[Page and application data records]
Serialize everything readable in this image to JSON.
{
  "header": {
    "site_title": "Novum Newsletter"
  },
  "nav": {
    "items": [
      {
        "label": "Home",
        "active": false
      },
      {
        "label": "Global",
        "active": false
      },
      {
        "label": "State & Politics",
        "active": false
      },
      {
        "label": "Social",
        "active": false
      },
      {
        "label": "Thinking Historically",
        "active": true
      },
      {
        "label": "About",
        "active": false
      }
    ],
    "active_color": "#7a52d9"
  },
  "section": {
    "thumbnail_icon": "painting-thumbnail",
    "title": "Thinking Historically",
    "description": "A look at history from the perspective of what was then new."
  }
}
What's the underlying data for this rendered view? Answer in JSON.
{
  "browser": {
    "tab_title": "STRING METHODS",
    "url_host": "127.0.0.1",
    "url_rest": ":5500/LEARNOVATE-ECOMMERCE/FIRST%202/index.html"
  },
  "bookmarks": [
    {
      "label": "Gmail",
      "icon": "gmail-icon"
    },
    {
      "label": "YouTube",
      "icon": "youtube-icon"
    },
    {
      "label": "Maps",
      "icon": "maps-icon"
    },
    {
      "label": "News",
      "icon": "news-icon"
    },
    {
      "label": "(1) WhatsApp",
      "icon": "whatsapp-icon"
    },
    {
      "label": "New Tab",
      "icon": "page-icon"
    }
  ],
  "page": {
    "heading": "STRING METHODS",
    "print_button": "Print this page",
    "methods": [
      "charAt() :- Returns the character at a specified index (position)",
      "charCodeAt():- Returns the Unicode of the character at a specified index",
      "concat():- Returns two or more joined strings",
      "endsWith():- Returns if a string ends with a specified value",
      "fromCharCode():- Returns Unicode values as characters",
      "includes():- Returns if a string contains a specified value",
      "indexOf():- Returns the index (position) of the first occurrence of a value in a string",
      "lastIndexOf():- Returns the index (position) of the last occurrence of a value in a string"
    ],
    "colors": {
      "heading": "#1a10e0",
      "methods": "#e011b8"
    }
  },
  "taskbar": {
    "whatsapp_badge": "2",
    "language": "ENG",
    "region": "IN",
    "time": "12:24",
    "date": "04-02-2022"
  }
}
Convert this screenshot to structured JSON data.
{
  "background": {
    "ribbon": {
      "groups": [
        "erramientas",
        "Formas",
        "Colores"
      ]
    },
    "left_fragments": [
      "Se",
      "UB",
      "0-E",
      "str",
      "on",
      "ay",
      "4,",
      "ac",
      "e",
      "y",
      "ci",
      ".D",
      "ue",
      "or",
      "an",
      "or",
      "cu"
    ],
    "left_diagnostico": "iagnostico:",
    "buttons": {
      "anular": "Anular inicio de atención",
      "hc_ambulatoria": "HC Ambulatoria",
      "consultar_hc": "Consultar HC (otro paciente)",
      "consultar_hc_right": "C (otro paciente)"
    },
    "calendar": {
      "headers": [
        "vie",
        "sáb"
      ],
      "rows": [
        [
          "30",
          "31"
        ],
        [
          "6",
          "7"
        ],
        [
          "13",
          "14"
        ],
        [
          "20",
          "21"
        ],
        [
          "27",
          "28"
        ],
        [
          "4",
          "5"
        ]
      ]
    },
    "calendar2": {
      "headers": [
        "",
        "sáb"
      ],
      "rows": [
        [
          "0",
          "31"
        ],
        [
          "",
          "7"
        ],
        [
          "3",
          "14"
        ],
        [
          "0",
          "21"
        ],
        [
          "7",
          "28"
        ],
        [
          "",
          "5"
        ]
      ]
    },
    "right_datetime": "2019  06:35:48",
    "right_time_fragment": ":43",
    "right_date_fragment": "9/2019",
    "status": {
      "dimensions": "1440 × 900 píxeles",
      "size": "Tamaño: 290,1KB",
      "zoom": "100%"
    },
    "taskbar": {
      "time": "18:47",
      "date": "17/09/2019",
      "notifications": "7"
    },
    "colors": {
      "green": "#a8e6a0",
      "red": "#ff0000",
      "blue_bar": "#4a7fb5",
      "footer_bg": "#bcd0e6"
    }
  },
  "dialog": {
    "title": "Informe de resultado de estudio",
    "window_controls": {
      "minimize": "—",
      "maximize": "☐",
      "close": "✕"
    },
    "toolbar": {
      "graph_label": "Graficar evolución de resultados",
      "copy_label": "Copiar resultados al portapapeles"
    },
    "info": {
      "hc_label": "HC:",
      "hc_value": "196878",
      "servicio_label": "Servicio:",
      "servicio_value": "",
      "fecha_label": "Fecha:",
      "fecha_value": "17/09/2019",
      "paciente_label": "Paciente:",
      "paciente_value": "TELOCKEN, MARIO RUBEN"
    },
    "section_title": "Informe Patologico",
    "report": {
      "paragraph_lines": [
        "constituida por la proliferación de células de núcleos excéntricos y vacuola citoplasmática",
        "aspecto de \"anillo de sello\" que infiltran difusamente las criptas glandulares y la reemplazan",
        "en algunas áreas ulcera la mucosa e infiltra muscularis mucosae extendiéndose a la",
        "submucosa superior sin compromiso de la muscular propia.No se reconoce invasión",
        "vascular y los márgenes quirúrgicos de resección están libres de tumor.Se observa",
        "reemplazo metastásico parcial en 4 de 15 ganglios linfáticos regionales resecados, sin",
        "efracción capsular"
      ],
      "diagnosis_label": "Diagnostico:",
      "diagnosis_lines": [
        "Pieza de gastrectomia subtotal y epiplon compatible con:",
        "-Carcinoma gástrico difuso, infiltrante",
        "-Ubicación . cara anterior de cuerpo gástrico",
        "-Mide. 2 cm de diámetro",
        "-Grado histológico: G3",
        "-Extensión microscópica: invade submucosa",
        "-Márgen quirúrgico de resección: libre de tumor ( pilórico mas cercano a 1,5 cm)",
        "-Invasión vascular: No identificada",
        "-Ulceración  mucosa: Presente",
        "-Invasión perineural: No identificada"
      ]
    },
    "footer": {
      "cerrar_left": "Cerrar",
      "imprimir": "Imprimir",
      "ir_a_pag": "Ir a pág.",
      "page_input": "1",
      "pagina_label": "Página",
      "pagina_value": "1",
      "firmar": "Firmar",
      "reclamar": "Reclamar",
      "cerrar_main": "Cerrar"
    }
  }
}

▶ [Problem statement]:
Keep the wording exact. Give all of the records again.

▶ [Solution to this task]:
Serialize everything readable in this image to JSON.
{
  "header": {
    "site_title": "Novum Newsletter"
  },
  "nav": {
    "items": [
      {
        "label": "Home",
        "active": false
      },
      {
        "label": "Global",
        "active": false
      },
      {
        "label": "State & Politics",
        "active": false
      },
      {
        "label": "Social",
        "active": false
      },
      {
        "label": "Thinking Historically",
        "active": true
      },
      {
        "label": "About",
        "active": false
      }
    ],
    "active_color": "#7a52d9"
  },
  "section": {
    "thumbnail_icon": "painting-thumbnail",
    "title": "Thinking Historically",
    "description": "A look at history from the perspective of what was then new."
  }
}
What's the underlying data for this rendered view? Answer in JSON.
{
  "browser": {
    "tab_title": "STRING METHODS",
    "url_host": "127.0.0.1",
    "url_rest": ":5500/LEARNOVATE-ECOMMERCE/FIRST%202/index.html"
  },
  "bookmarks": [
    {
      "label": "Gmail",
      "icon": "gmail-icon"
    },
    {
      "label": "YouTube",
      "icon": "youtube-icon"
    },
    {
      "label": "Maps",
      "icon": "maps-icon"
    },
    {
      "label": "News",
      "icon": "news-icon"
    },
    {
      "label": "(1) WhatsApp",
      "icon": "whatsapp-icon"
    },
    {
      "label": "New Tab",
      "icon": "page-icon"
    }
  ],
  "page": {
    "heading": "STRING METHODS",
    "print_button": "Print this page",
    "methods": [
      "charAt() :- Returns the character at a specified index (position)",
      "charCodeAt():- Returns the Unicode of the character at a specified index",
      "concat():- Returns two or more joined strings",
      "endsWith():- Returns if a string ends with a specified value",
      "fromCharCode():- Returns Unicode values as characters",
      "includes():- Returns if a string contains a specified value",
      "indexOf():- Returns the index (position) of the first occurrence of a value in a string",
      "lastIndexOf():- Returns the index (position) of the last occurrence of a value in a string"
    ],
    "colors": {
      "heading": "#1a10e0",
      "methods": "#e011b8"
    }
  },
  "taskbar": {
    "whatsapp_badge": "2",
    "language": "ENG",
    "region": "IN",
    "time": "12:24",
    "date": "04-02-2022"
  }
}
Convert this screenshot to structured JSON data.
{
  "background": {
    "ribbon": {
      "groups": [
        "erramientas",
        "Formas",
        "Colores"
      ]
    },
    "left_fragments": [
      "Se",
      "UB",
      "0-E",
      "str",
      "on",
      "ay",
      "4,",
      "ac",
      "e",
      "y",
      "ci",
      ".D",
      "ue",
      "or",
      "an",
      "or",
      "cu"
    ],
    "left_diagnostico": "iagnostico:",
    "buttons": {
      "anular": "Anular inicio de atención",
      "hc_ambulatoria": "HC Ambulatoria",
      "consultar_hc": "Consultar HC (otro paciente)",
      "consultar_hc_right": "C (otro paciente)"
    },
    "calendar": {
      "headers": [
        "vie",
        "sáb"
      ],
      "rows": [
        [
          "30",
          "31"
        ],
        [
          "6",
          "7"
        ],
        [
          "13",
          "14"
        ],
        [
          "20",
          "21"
        ],
        [
          "27",
          "28"
        ],
        [
          "4",
          "5"
        ]
      ]
    },
    "calendar2": {
      "headers": [
        "",
        "sáb"
      ],
      "rows": [
        [
          "0",
          "31"
        ],
        [
          "",
          "7"
        ],
        [
          "3",
          "14"
        ],
        [
          "0",
          "21"
        ],
        [
          "7",
          "28"
        ],
        [
          "",
          "5"
        ]
      ]
    },
    "right_datetime": "2019  06:35:48",
    "right_time_fragment": ":43",
    "right_date_fragment": "9/2019",
    "status": {
      "dimensions": "1440 × 900 píxeles",
      "size": "Tamaño: 290,1KB",
      "zoom": "100%"
    },
    "taskbar": {
      "time": "18:47",
      "date": "17/09/2019",
      "notifications": "7"
    },
    "colors": {
      "green": "#a8e6a0",
      "red": "#ff0000",
      "blue_bar": "#4a7fb5",
      "footer_bg": "#bcd0e6"
    }
  },
  "dialog": {
    "title": "Informe de resultado de estudio",
    "window_controls": {
      "minimize": "—",
      "maximize": "☐",
      "close": "✕"
    },
    "toolbar": {
      "graph_label": "Graficar evolución de resultados",
      "copy_label": "Copiar resultados al portapapeles"
    },
    "info": {
      "hc_label": "HC:",
      "hc_value": "196878",
      "servicio_label": "Servicio:",
      "servicio_value": "",
      "fecha_label": "Fecha:",
      "fecha_value": "17/09/2019",
      "paciente_label": "Paciente:",
      "paciente_value": "TELOCKEN, MARIO RUBEN"
    },
    "section_title": "Informe Patologico",
    "report": {
      "paragraph_lines": [
        "constituida por la proliferación de células de núcleos excéntricos y vacuola citoplasmática",
        "aspecto de \"anillo de sello\" que infiltran difusamente las criptas glandulares y la reemplazan",
        "en algunas áreas ulcera la mucosa e infiltra muscularis mucosae extendiéndose a la",
        "submucosa superior sin compromiso de la muscular propia.No se reconoce invasión",
        "vascular y los márgenes quirúrgicos de resección están libres de tumor.Se observa",
        "reemplazo metastásico parcial en 4 de 15 ganglios linfáticos regionales resecados, sin",
        "efracción capsular"
      ],
      "diagnosis_label": "Diagnostico:",
      "diagnosis_lines": [
        "Pieza de gastrectomia subtotal y epiplon compatible con:",
        "-Carcinoma gástrico difuso, infiltrante",
        "-Ubicación . cara anterior de cuerpo gástrico",
        "-Mide. 2 cm de diámetro",
        "-Grado histológico: G3",
        "-Extensión microscópica: invade submucosa",
        "-Márgen quirúrgico de resección: libre de tumor ( pilórico mas cercano a 1,5 cm)",
        "-Invasión vascular: No identificada",
        "-Ulceración  mucosa: Presente",
        "-Invasión perineural: No identificada"
      ]
    },
    "footer": {
      "cerrar_left": "Cerrar",
      "imprimir": "Imprimir",
      "ir_a_pag": "Ir a pág.",
      "page_input": "1",
      "pagina_label": "Página",
      "pagina_value": "1",
      "firmar": "Firmar",
      "reclamar": "Reclamar",
      "cerrar_main": "Cerrar"
    }
  }
}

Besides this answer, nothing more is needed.